In Misled by Certainty, each song is completely unique and fully capable of standing alone, yet we get the sense that there is a strong connection between the songs and their themes. From Cephalic Carnage, a more emotional, melodic, and even humorous side to them has surfaced with this new delicious jewel.
The album kicks off with "The Incorrigible Flame," which, research shows, has been around since late last year and was even performed in Denver without vocals or a name. It starts off with a catchy guitar riff and later descends into darkness when it slows down and horrifying vocal growls stomp in. At times, the guitars emanate the sound of giant bees dying a slow and painful death. "Warbots A.M." presents us with unbelievably fast guitar riffs and the first somewhat noticeable display of connection between songs.
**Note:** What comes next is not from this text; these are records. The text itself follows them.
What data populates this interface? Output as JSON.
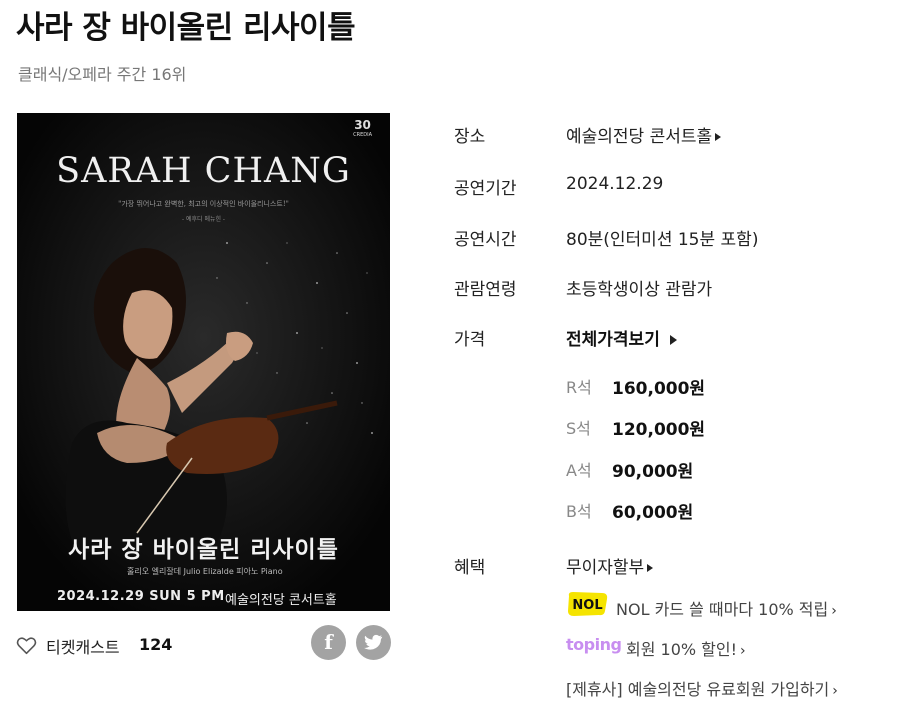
{
  "header": {
    "title": "사라 장 바이올린 리사이틀",
    "ranking": "클래식/오페라 주간 16위"
  },
  "poster": {
    "name": "SARAH CHANG",
    "quote": "\"가장 뛰어나고 완벽한, 최고의 이상적인 바이올리니스트!\"",
    "quote_source": "- 예후디 메뉴힌 -",
    "logo_number": "30",
    "logo_text": "CREDIA",
    "korean_title": "사라 장 바이올린 리사이틀",
    "performers": "훌리오 엘리잘데 Julio Elizalde 피아노 Piano",
    "date_time": "2024.12.29 SUN  5 PM",
    "venue": "예술의전당 콘서트홀"
  },
  "social": {
    "cast_label": "티켓캐스트",
    "cast_count": "124"
  },
  "info": [
    {
      "label": "장소",
      "value": "예술의전당 콘서트홀"
    },
    {
      "label": "공연기간",
      "value": "2024.12.29"
    },
    {
      "label": "공연시간",
      "value": "80분(인터미션 15분 포함)"
    },
    {
      "label": "관람연령",
      "value": "초등학생이상 관람가"
    },
    {
      "label": "가격",
      "value": "전체가격보기"
    }
  ],
  "prices": [
    {
      "seat": "R석",
      "price": "160,000원"
    },
    {
      "seat": "S석",
      "price": "120,000원"
    },
    {
      "seat": "A석",
      "price": "90,000원"
    },
    {
      "seat": "B석",
      "price": "60,000원"
    }
  ],
  "benefits": {
    "label": "혜택",
    "interest_free": "무이자할부",
    "nol_badge": "NOL",
    "nol_text": "NOL 카드 쓸 때마다 10% 적립",
    "toping_badge": "toping",
    "toping_text": "회원 10% 할인!",
    "partner_text": "[제휴사] 예술의전당 유료회원 가입하기"
  },
  "colors": {
    "nol_yellow": "#f5e400",
    "toping_purple": "#c88ef0",
    "share_gray": "#a3a3a3"
  },
  "icons": [
    "heart-icon",
    "facebook-icon",
    "twitter-icon",
    "chevron-right-icon"
  ]
}
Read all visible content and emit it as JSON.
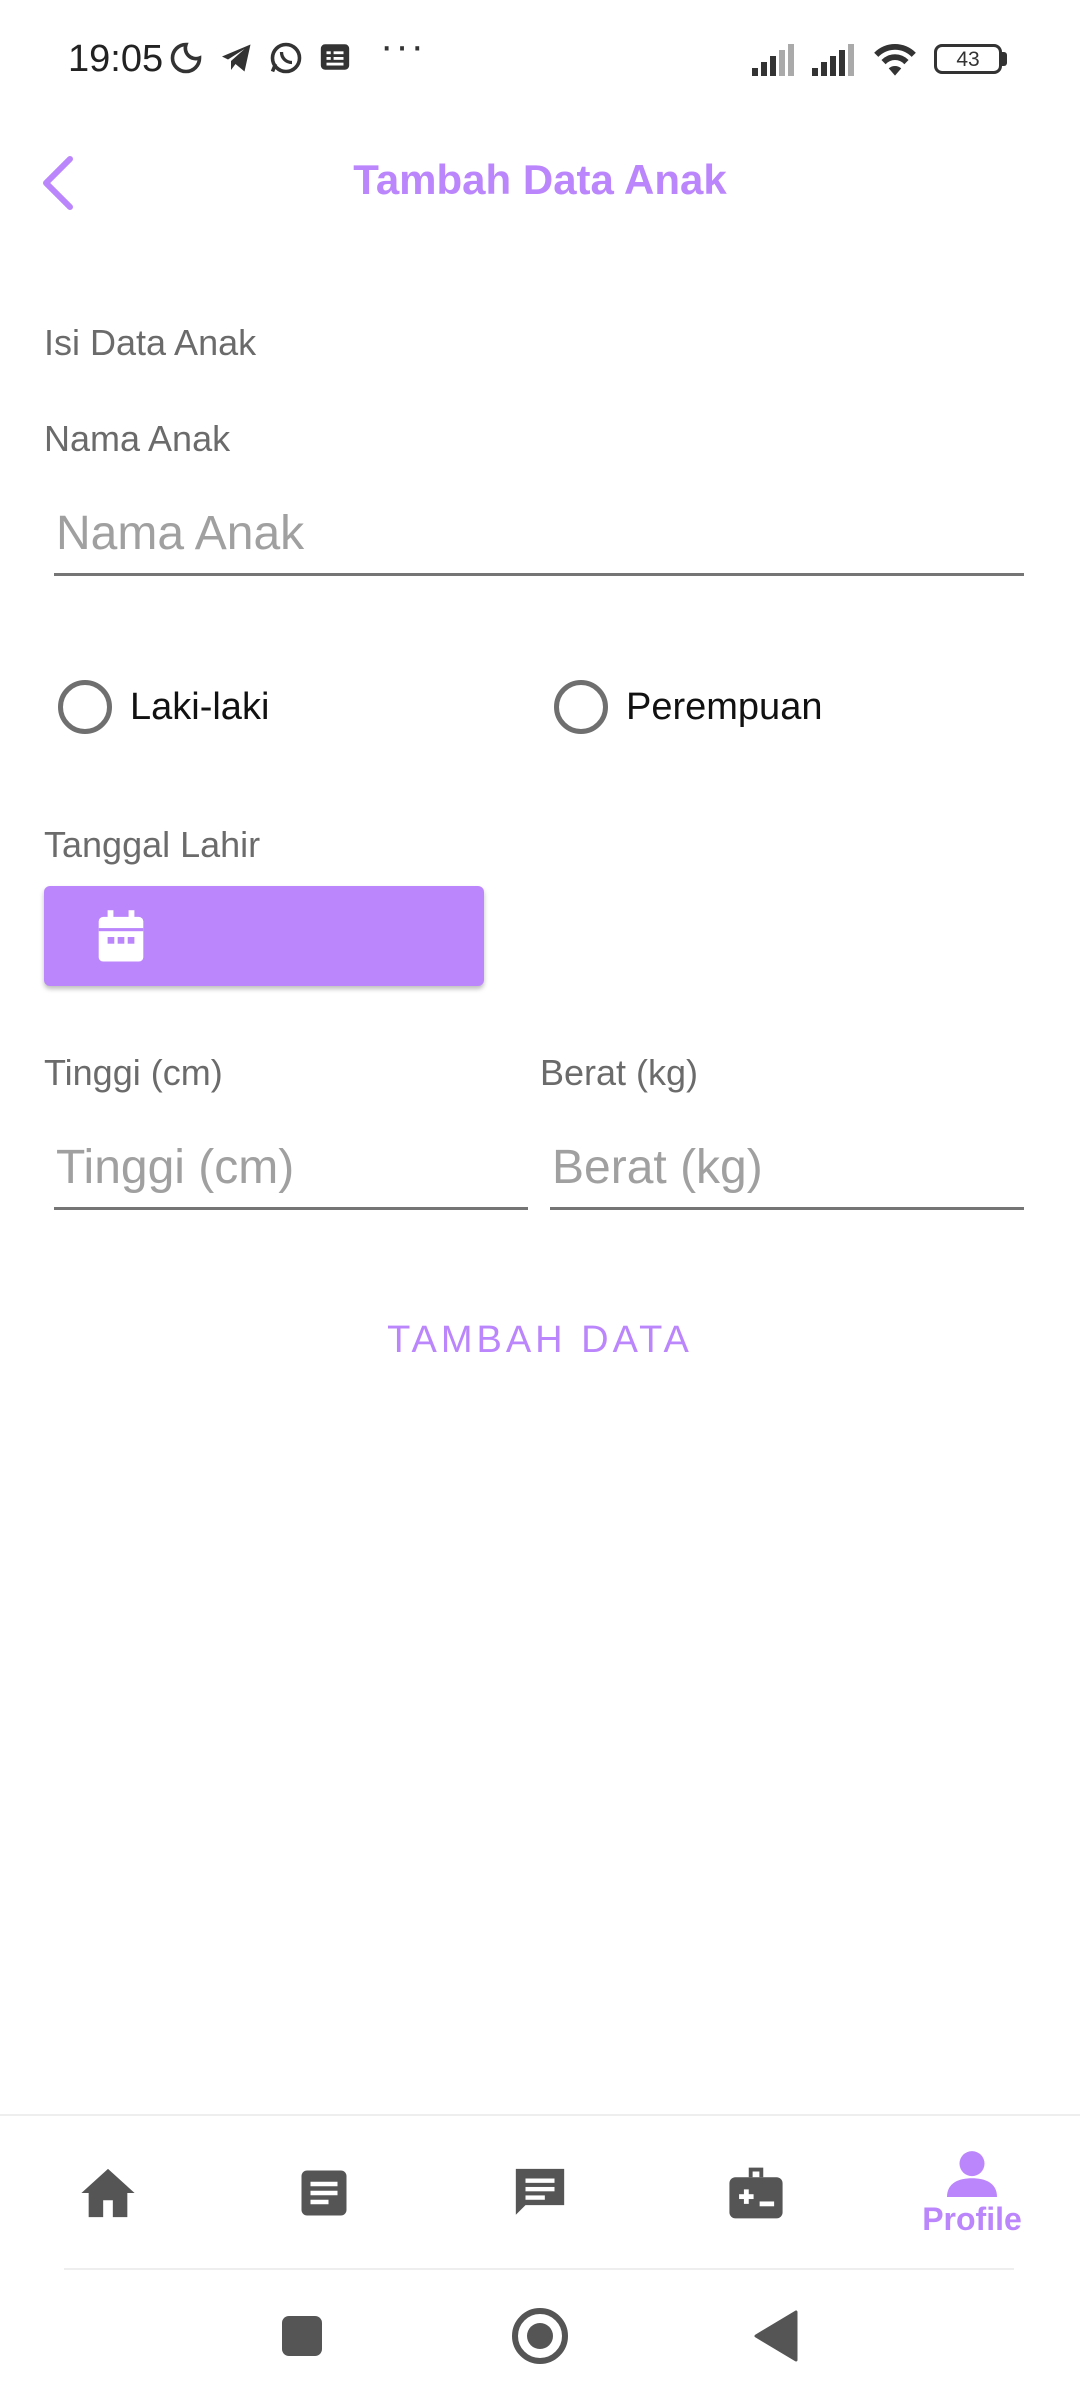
{
  "status_bar": {
    "time": "19:05",
    "icons": [
      "moon-icon",
      "telegram-icon",
      "whatsapp-icon",
      "news-icon"
    ],
    "more": "···",
    "battery": "43"
  },
  "header": {
    "title": "Tambah Data Anak",
    "back_icon": "chevron-left-icon"
  },
  "form": {
    "section_title": "Isi Data Anak",
    "name_label": "Nama Anak",
    "name_placeholder": "Nama Anak",
    "name_value": "",
    "gender_options": [
      "Laki-laki",
      "Perempuan"
    ],
    "gender_selected": null,
    "birth_label": "Tanggal Lahir",
    "birth_icon": "calendar-icon",
    "height_label": "Tinggi (cm)",
    "height_placeholder": "Tinggi (cm)",
    "weight_label": "Berat (kg)",
    "weight_placeholder": "Berat (kg)",
    "submit_label": "TAMBAH DATA"
  },
  "bottom_nav": {
    "items": [
      {
        "icon": "home-icon",
        "label": "",
        "active": false
      },
      {
        "icon": "article-icon",
        "label": "",
        "active": false
      },
      {
        "icon": "chat-icon",
        "label": "",
        "active": false
      },
      {
        "icon": "medical-kit-icon",
        "label": "",
        "active": false
      },
      {
        "icon": "person-icon",
        "label": "Profile",
        "active": true
      }
    ]
  },
  "colors": {
    "accent": "#bb86fc",
    "icon_inactive": "#555555",
    "label_gray": "#6b6b6b"
  }
}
The word "cordyceps" can be made out from the lyrics, which is also part of the title of one of the other songs.
There is a variety in vocal styles during this song which helps add to the depth of their sound, and in the end we are whisked into an H.P. Lovecraft story with a tribal chant to Cthulu which achieves a chilling effect of intimidation."Cordyceps Humanis" embraces a menacing beginning, staying slow and brutal. One can appreciate that Cephalic Carnage does not find it necessary to create every song as fretboard-burningly fast as the next, and it is just as effective. "Cordyceps Humanis" ends with slower dramatic guitars, followed by what sounds like a U.F.O. spacecraft preparing for flight and then taking off into "Raped by an Orb." What a humorous title, and too closely connected to be a coincidence.
There are two other songs with humorous demonstrations. The menacing "Pure Horses" ends suddenly with a horse's neigh. While appropriate to the song's title, this inspires a couple of chuckles from the listener. "P.G.A.D." begins abruptly with a high-pitched scream. It is very loud and chaotic, and before you realize, it's ending with obnoxious chewing sounds, and dare I say, a fart!
Compared to Xenosapien, Misled by Certainty is heavy in a more melodic and emotional way. The emotion bleeds through in songs like "Ohrwurm" with the bass guitar and saxophone stealing center stage. Also, heartstrings are yanked in, "When I Arrive" and "Repangaea." Although "When I Arrive" is capable of invoking a sense of anxiety and disorder, it touches on an emotional and controversial topic (if my analysis is correct). Also, the ending is a bit surprising. However, this modern sound could be an interpretation of a very biblical idea. "Repangaea" is undoubtedly going to be the most buzzed about track. It takes you to a different place and time; simultaneously gallant and mournful.
Misled by Certainty takes you on a journey. This "rocky mountain hydro-grind" group has come together to bring the metal world something completely awe-inspiringly brutal and unique. It is refreshing to hear something so tangled and strange, yet so beautiful. It is also pleasing to know that these guys are still just a bunch of fun-loving characters who aren't afraid of letting their personalities out in their music. Finally, we ask to please make sure the "compruder" remains fixed so we may hear more!